  • I think his conduct and the circumstances are more important than the rules in deciding this issue.The party did not issue an
    order or notice to him to vote against the government.He did not
    indicate his position on the issue
    and did not do anything that could be construed as an action against
    party’s interests.Had there been
    a tie and had he voted in support
    of the govt. that would amount
    to taking a position against
    party’s stand. But there was no
    need for him to cast his vote
    as the govt. side had enough
    numbers to win. So in my view
    there is no ground to disqualify
    him. Moreover till now he has
    not spoken against the party
    although party has expelled
    him. This itself indicates that
    he does not want to politicise
    these issues when he remains
    as a speaker.His conduct has been
    exemplary and he was neutral in
    his conduct as speaker. Moreover
    had he resigned before trust vote
    the proceedings would have been
    delayed as a new speaker had to be
    elected first before taking up
    confidence motion for debate
    and voting. That election would
    have created an opportunity for
    horse trading and cross voting.
    Obviously disobeying whips,
    abstentions, cross voting
    would have resulted in complaints
    from both sides when there was no
    speaker. This inturn would have
    resulted in stalemate or deadlock
    over the proceedings.By his conduct
    he saved the country from such
    unwanted developments.We should be

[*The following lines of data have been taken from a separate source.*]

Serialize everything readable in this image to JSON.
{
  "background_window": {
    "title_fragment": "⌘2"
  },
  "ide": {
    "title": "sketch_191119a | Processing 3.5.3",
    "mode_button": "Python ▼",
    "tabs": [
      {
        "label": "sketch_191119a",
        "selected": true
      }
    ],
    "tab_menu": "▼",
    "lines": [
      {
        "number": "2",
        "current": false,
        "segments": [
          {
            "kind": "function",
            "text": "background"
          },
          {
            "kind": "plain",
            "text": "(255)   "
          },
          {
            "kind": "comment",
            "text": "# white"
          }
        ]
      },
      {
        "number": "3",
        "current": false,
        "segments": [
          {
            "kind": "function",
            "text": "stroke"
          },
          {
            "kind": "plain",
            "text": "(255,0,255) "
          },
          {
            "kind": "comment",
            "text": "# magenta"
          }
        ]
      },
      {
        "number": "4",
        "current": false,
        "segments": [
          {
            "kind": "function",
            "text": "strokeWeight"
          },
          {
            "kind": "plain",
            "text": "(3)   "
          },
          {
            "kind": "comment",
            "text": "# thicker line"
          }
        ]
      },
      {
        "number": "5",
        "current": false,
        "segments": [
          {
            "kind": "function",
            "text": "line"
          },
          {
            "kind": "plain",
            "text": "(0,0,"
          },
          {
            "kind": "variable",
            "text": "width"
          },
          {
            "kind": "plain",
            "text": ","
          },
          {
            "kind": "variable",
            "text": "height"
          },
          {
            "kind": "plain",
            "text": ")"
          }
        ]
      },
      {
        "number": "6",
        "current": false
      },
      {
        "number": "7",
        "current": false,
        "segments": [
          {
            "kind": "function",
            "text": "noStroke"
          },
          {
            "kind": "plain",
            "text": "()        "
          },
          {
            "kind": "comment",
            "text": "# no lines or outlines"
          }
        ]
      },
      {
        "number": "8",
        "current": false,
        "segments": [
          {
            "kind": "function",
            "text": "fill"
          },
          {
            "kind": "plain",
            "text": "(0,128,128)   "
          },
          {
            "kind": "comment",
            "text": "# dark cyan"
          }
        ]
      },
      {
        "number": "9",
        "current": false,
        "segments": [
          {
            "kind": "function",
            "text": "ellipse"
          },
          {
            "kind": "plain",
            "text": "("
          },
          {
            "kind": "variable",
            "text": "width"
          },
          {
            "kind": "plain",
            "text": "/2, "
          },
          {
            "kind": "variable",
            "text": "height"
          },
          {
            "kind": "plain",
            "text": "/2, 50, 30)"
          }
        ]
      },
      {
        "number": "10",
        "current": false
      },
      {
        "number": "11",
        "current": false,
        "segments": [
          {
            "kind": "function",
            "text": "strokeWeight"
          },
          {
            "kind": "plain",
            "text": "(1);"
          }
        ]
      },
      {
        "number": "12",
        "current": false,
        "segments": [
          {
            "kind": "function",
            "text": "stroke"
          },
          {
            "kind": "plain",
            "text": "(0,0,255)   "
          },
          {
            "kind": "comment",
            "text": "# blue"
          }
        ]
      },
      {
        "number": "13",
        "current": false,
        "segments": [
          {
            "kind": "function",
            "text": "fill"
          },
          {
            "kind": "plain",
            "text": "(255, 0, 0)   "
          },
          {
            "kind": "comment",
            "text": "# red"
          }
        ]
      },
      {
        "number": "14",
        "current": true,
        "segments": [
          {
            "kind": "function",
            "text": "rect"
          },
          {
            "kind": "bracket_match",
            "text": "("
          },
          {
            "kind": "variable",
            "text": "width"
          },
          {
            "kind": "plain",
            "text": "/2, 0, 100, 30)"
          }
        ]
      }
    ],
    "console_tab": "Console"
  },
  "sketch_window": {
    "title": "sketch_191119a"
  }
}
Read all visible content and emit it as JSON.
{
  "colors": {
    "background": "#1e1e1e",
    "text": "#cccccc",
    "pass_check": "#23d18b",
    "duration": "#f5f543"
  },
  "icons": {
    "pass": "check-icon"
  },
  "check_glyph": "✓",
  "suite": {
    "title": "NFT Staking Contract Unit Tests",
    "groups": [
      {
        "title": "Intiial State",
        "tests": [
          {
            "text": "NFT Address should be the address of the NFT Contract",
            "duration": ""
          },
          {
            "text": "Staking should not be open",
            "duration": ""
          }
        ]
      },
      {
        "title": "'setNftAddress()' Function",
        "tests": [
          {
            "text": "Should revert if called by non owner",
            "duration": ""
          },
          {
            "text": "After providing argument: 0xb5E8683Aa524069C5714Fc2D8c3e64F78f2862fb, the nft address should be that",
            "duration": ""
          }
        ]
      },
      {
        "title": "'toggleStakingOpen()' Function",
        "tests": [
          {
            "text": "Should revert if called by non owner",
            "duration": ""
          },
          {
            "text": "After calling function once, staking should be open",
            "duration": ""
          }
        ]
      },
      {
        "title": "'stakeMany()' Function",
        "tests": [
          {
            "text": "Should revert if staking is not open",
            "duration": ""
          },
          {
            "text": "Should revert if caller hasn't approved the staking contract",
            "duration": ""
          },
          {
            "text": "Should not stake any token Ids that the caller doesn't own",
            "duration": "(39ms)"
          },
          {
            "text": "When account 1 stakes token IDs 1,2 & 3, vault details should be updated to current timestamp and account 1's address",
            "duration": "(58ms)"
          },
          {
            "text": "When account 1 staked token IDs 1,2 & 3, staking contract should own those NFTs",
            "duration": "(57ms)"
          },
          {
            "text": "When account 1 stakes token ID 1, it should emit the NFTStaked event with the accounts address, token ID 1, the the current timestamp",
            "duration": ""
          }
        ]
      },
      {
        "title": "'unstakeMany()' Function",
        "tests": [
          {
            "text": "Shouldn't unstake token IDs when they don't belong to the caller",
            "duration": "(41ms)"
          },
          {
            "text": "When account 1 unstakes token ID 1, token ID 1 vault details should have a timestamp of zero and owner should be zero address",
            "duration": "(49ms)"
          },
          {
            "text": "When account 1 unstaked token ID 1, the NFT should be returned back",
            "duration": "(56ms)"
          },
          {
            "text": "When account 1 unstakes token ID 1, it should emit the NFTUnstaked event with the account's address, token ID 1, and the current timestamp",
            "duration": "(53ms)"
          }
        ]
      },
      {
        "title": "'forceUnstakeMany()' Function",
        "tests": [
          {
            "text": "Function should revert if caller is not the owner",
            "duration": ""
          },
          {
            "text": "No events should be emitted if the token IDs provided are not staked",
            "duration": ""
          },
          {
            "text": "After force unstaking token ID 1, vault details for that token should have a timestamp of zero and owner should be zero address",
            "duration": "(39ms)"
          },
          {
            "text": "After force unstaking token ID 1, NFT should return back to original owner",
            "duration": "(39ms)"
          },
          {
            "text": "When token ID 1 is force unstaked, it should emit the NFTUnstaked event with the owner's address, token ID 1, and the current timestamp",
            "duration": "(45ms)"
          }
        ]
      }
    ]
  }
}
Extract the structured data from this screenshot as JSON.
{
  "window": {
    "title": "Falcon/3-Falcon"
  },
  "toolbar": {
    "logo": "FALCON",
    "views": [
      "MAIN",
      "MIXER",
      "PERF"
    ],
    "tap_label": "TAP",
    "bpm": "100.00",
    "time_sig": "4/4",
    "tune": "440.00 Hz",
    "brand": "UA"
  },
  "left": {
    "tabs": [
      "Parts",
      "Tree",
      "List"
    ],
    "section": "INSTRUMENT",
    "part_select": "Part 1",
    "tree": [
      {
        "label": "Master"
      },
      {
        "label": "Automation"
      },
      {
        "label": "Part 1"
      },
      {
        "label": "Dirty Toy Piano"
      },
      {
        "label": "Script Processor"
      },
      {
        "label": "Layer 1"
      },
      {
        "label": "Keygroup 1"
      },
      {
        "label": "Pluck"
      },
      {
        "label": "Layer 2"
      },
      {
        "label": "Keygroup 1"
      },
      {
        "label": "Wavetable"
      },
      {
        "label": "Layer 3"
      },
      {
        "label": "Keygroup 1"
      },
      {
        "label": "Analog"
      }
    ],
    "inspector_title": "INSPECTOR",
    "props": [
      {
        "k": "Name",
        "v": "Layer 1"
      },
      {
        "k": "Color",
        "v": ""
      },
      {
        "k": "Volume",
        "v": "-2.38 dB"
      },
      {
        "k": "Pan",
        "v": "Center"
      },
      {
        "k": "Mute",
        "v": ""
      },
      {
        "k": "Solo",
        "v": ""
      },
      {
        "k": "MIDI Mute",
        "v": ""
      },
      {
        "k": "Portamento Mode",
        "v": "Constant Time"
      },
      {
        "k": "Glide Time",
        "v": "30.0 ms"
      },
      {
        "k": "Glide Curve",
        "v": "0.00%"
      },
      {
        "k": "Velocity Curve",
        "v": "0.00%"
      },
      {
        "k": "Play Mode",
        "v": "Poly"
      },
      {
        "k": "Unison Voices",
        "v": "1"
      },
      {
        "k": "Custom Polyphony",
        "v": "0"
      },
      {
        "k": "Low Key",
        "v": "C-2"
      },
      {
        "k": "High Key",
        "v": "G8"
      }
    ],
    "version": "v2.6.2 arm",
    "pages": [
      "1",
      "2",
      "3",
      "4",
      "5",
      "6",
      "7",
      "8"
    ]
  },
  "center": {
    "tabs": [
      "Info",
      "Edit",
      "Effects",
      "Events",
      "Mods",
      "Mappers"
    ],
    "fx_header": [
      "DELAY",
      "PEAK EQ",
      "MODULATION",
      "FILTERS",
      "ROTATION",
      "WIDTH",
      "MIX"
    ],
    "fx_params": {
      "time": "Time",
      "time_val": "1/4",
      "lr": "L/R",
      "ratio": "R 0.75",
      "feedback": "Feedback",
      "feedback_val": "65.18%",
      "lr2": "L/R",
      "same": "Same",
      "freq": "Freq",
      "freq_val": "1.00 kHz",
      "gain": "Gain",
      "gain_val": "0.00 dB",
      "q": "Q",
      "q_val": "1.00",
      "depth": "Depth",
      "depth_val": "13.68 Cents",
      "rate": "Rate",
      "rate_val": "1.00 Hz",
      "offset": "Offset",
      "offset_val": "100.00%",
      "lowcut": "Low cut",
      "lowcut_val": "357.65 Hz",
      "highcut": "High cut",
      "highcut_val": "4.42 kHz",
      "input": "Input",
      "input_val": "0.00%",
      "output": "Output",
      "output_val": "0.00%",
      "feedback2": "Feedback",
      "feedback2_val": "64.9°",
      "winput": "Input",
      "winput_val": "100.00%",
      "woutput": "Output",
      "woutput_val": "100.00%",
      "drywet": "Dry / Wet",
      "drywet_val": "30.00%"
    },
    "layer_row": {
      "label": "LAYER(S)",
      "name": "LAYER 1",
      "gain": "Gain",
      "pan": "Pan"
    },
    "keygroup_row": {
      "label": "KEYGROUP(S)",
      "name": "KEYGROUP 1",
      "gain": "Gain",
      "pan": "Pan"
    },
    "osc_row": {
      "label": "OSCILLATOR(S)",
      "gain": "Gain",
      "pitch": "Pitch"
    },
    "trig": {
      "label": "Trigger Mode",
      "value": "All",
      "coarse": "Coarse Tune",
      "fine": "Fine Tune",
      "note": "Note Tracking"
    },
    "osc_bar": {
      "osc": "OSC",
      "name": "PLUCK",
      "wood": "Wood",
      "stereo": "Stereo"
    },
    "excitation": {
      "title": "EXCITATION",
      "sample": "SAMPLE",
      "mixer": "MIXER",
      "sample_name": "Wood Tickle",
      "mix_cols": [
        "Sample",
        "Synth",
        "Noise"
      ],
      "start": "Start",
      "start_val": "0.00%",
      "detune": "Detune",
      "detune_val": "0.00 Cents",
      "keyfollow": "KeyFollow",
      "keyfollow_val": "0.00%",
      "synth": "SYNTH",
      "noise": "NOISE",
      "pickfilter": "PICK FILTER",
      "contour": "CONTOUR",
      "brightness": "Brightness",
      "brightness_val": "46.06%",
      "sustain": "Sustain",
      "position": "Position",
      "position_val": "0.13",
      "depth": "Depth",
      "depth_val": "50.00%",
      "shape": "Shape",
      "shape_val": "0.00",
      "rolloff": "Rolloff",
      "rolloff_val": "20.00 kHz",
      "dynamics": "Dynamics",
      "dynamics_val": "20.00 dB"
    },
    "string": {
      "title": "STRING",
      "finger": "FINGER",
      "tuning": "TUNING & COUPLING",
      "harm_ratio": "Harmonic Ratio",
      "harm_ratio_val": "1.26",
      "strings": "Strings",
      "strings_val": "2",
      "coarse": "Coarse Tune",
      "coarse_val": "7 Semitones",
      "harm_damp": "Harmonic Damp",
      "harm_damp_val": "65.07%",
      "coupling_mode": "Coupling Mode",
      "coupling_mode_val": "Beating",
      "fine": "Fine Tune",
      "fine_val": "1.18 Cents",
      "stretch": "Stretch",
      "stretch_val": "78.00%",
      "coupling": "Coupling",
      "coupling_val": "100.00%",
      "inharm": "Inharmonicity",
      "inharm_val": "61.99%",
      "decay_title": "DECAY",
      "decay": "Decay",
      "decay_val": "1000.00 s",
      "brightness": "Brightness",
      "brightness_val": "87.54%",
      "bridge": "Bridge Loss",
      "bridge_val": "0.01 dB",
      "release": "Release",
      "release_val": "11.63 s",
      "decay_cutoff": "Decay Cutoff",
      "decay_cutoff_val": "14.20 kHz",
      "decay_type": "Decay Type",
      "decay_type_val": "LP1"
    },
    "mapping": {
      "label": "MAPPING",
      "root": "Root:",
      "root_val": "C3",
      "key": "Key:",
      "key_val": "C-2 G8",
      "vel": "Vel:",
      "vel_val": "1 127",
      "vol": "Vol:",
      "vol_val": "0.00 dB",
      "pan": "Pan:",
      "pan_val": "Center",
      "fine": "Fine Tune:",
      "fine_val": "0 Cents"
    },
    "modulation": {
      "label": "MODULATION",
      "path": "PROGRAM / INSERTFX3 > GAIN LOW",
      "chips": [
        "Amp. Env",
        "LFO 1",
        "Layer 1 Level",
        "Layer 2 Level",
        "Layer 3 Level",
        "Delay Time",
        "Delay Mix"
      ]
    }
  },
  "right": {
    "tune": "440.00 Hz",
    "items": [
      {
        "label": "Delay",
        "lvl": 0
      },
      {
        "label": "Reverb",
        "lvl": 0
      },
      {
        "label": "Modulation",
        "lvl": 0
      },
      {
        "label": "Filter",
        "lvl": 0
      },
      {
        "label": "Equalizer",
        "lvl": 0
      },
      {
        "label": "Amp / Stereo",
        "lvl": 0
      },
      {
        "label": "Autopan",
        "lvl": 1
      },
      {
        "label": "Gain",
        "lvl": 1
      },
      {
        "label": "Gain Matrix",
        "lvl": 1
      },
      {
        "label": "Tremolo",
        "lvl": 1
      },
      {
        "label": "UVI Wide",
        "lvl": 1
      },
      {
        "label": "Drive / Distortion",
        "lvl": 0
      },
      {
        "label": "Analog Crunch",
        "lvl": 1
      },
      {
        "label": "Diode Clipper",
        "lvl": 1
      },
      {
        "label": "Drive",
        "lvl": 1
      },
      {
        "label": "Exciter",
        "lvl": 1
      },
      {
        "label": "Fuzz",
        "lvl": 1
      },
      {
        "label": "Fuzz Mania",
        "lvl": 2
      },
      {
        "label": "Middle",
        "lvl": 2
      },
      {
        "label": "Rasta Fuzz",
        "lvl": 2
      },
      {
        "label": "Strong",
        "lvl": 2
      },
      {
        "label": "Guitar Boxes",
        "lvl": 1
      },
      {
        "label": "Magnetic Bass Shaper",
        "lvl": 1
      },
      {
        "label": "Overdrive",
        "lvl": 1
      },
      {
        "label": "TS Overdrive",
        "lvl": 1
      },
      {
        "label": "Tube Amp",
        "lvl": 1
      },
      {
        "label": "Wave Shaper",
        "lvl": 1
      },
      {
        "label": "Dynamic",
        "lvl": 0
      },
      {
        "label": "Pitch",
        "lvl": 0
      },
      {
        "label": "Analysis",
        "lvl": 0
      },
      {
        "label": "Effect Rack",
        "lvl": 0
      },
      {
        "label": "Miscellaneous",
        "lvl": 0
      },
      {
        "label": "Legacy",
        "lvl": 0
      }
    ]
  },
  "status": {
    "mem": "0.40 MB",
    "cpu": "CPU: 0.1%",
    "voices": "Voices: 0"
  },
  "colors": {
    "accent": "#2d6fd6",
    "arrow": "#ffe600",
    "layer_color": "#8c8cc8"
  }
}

    grateful to him for this. He was elected as a speaker by
    consensus.Since then he has been
    functioning as an impartial speaker, raising above partisan
    interests. Hence to disqualify
    him would amount to punishing
    him for his good conduct
    as speaker.